- E points away from positive charges (toward negative).
- E falls off as r squared for the point charge, and as r cubed for the Dipole.
- The force produced by one charge on another is equal to the force produced by the second charge on the first.

- Students recognize the analytic simplicity implied by the concept of superposition and can apply this understanding by constructing solutions to complex problems by adding the fields (or potentials) for simpler problems together to obtain the field (or potential) for the complex problem.
- The student can implement the previous objective for both discrete and continuous charge distributions.
- The student can compute the flux of the electric field and use it in Gauss' law.

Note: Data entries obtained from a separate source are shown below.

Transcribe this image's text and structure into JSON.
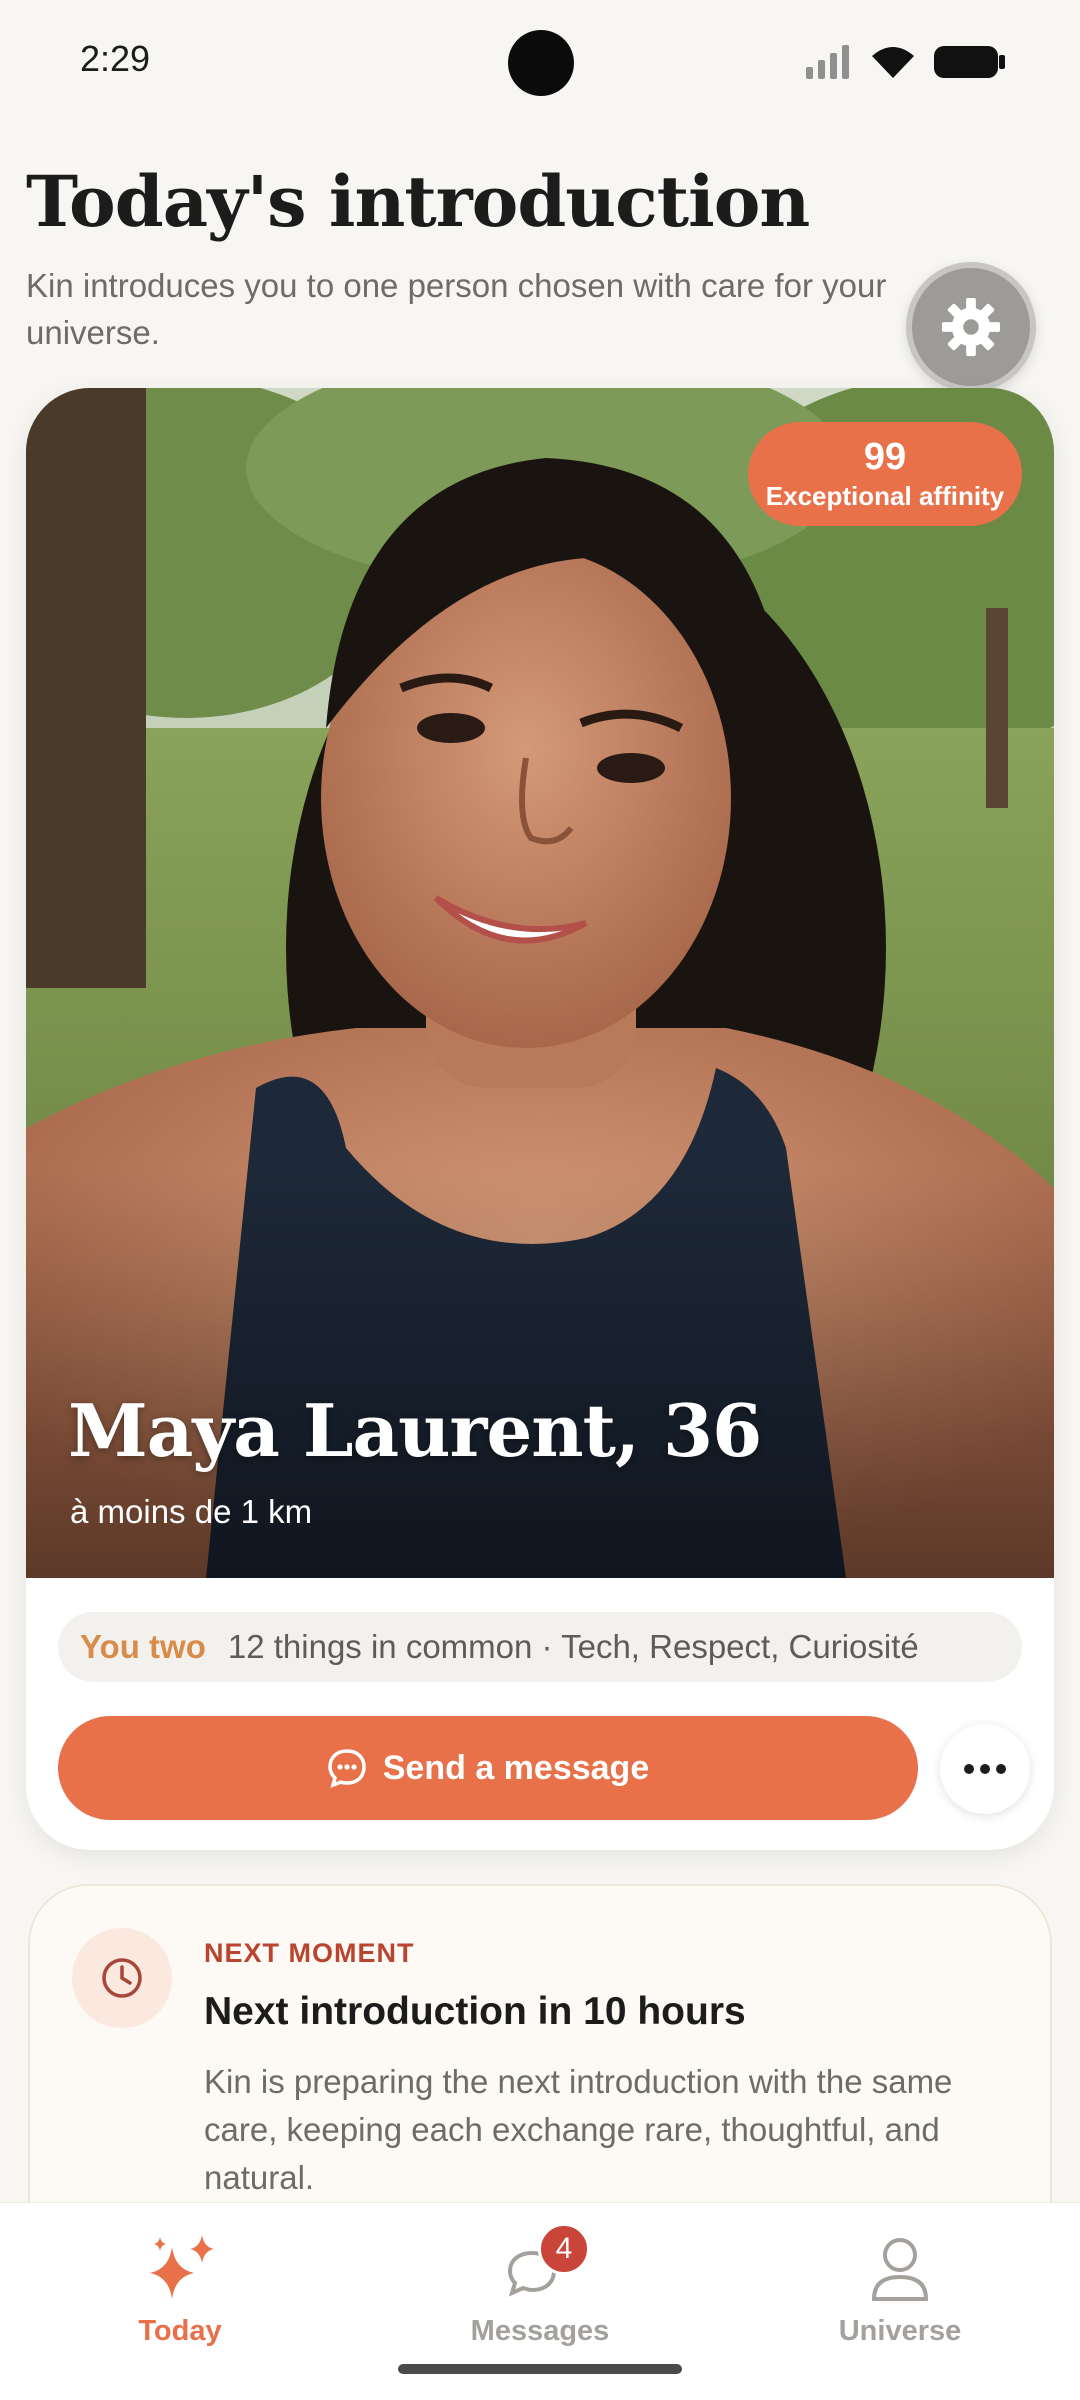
{
  "status_bar": {
    "time": "2:29",
    "icons": [
      "signal-icon",
      "wifi-icon",
      "battery-icon"
    ]
  },
  "header": {
    "title": "Today's introduction",
    "subtitle": "Kin introduces you to one person chosen with care for your universe.",
    "settings_icon": "gear-icon"
  },
  "profile": {
    "name": "Maya Laurent, 36",
    "distance": "à moins de 1 km",
    "affinity_score": "99",
    "affinity_label": "Exceptional affinity",
    "common_label": "You two",
    "common_text": "12 things in common · Tech, Respect, Curiosité",
    "send_label": "Send a message",
    "more_icon": "more-dots-icon"
  },
  "next_moment": {
    "eyebrow": "NEXT MOMENT",
    "title": "Next introduction in 10 hours",
    "body": "Kin is preparing the next introduction with the same care, keeping each exchange rare, thoughtful, and natural.",
    "icon": "clock-icon"
  },
  "nav": {
    "items": [
      {
        "label": "Today",
        "icon": "sparkle-icon",
        "active": true
      },
      {
        "label": "Messages",
        "icon": "chat-bubbles-icon",
        "badge": "4"
      },
      {
        "label": "Universe",
        "icon": "person-icon"
      }
    ]
  },
  "colors": {
    "accent": "#e8714a",
    "badge": "#c9453a",
    "eyebrow": "#b8452f",
    "common_label": "#d98c4a"
  }
}
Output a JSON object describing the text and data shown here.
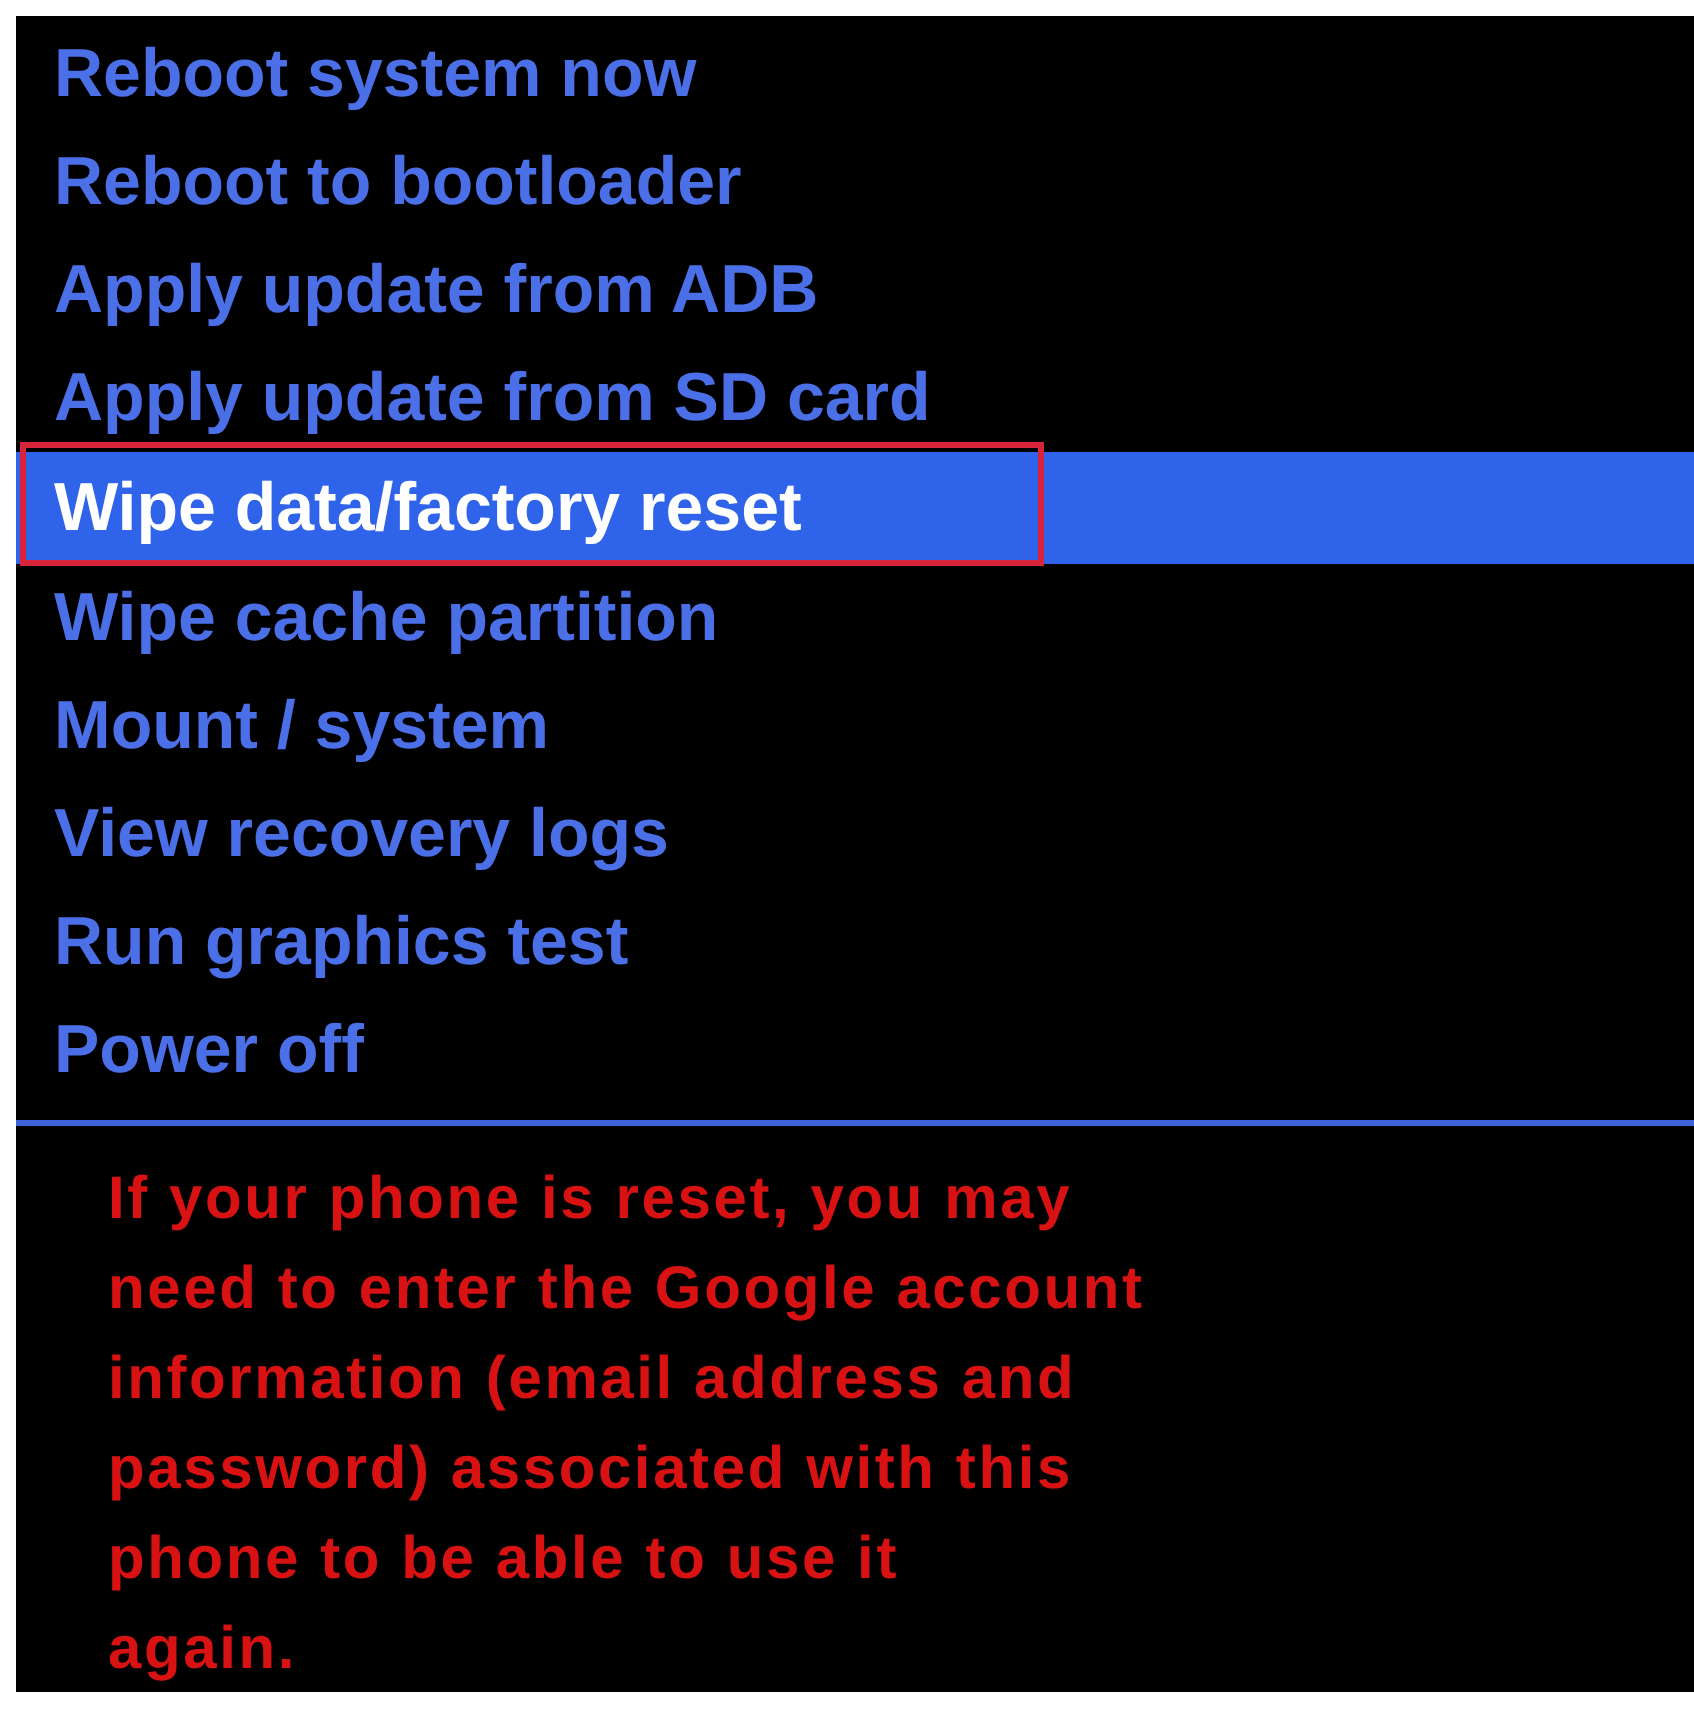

- The student demonstrates understanding of the electric potential in the space around environment charges by drawing qualitatively correct equipotential maps for small numbers of charges or charged conductors.
- The student demonstrates understanding of the relationships between electric field and electric potential by the ability to transform electric field maps into electric potential maps and the reverse.

- The student clearly distinguishes electric potential from current in electric circuits and recognizes current as a material flow (conserved) that proceeds in the direction of the gradient of the potential.
- The student can link electric potential in electric circuits to the concept of potential described above and to models of circuit potential such as water pressure or "electrical height".
- Students can analyze simple series and parallel networks using equivalent circuits, solving for any desired variable.
- Students can analyze complex networks using Kirchoff's rules.
- The student understands and can apply the formal definitions for capacitance, resistance, current, current density, resistivity, power, EMF and internal resistance.
- Students can predict the outcome of simple shorting and disconnecting experiments.
- Students can analyze RC and LR circuits using calculus, solve problems using this analysis, and predict qualitatively the time behavior of such circuits.

- The student can predict field geometries from source geometries and can apply the laws of Bio-Savart and Ampere to this problem.
- The student can determine the forces exerted on system charges or currents by external magnetic fields (Lorentz Force). In addition to other common geometries, the student will be able to compute the torque on dipoles and current loops.
- The student can apply the appropriate Right Hand Rule to both objectives above.
- In the absence of point sources for the magnetic field, students recognize the dipole as a model for many magnetic field structures.
- The student can apply symmetry arguments based on the sources to the structure of the magnetic field and use this together with Amperes law to solve problems or draw conclusions about phenomena.

- The student understands that changing Magnetic fields produce Electric fields, and that changing Electric fields produce Magnetic fields. The student can properly apply the Right Hand Rule for these interactions and lens law for general induction phenomena.
- The student can describe the physical principles that explain motors and generators and the conceptual similarities between these devices.

## Offered

- Fall 2019
- Summer 2019 (current quarter)
- Spring 2019
- Winter 2019